Here we have a curious pronunciation. As seen from the words alone and atone, which are really compounds formed from all one and at one, an early sound of one was identical with our present word “own.”
Our word “only,” once written “onely,” still preserves the old pronunciation. There were variances, of course, but that remained the standard sound until the eighteenth century.
In certain dialects, however, there became a tendency in the fifteenth century to sound an initial w before some words beginning with o. Thus “oats” was sounded and sometimes spelled “wotes”; “oath,” “wothe”; “oak,” “woke”; “old,” “wold.”
This tendency, occurring only when the initial vowel was long, was not general and did not persist. But in the words one and once, which were sometimes spelled won or wove and woes or wonus, the tendency was persistent.
Apparently this tendency toward sounding these words as if spelled with initial w, and in which they were then pronounced wun and wunce, became increasingly common.

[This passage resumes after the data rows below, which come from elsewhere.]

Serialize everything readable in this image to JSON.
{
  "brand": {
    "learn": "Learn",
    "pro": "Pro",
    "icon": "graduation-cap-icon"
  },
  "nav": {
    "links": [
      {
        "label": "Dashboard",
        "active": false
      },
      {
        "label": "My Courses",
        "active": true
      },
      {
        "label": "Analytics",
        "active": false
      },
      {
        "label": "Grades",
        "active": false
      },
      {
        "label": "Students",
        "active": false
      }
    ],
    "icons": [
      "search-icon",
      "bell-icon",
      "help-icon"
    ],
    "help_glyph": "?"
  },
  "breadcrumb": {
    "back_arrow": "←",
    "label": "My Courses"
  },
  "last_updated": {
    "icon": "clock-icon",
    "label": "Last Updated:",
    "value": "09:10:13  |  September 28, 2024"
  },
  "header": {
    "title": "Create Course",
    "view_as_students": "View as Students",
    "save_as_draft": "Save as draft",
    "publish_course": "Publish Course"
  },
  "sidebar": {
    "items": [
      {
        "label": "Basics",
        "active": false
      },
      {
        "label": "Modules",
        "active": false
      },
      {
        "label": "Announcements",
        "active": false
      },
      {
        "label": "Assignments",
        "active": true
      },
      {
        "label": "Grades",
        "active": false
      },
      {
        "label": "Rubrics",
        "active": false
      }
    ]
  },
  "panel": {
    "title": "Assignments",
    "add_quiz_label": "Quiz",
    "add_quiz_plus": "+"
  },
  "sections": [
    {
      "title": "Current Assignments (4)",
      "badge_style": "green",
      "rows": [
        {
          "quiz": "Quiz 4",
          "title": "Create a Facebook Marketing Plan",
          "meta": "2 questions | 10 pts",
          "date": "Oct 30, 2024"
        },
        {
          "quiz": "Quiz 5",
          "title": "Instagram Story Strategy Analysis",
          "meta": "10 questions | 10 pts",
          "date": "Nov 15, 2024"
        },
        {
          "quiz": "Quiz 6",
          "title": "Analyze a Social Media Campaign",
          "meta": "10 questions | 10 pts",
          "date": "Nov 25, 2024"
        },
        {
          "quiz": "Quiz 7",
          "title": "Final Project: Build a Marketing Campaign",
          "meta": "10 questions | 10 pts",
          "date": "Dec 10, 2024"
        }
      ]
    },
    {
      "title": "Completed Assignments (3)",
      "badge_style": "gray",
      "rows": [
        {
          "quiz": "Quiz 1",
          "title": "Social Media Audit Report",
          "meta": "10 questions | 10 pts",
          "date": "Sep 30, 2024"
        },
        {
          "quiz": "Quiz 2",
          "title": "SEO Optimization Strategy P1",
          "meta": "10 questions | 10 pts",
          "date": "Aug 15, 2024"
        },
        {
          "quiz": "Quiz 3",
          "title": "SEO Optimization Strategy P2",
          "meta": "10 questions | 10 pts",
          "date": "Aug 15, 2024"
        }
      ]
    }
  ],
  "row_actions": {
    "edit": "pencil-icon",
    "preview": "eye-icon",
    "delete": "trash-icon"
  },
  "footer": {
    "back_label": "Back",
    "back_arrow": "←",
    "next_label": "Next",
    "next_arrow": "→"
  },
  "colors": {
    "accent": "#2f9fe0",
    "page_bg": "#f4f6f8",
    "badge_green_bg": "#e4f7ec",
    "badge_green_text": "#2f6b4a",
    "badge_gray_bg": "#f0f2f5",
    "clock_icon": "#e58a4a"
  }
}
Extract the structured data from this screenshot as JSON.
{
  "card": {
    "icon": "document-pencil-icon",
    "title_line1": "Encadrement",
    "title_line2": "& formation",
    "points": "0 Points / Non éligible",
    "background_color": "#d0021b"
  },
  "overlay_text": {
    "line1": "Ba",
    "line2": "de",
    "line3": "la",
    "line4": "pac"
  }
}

Grammarians did not recognize them, but they had become so generally used by the seventeenth century as to be the only pronunciations of the two words (except, perhaps, the colloquial “un,” as in “He’s a good un,”) to be brought to America.
They were standard pronunciations in England by the eighteenth century.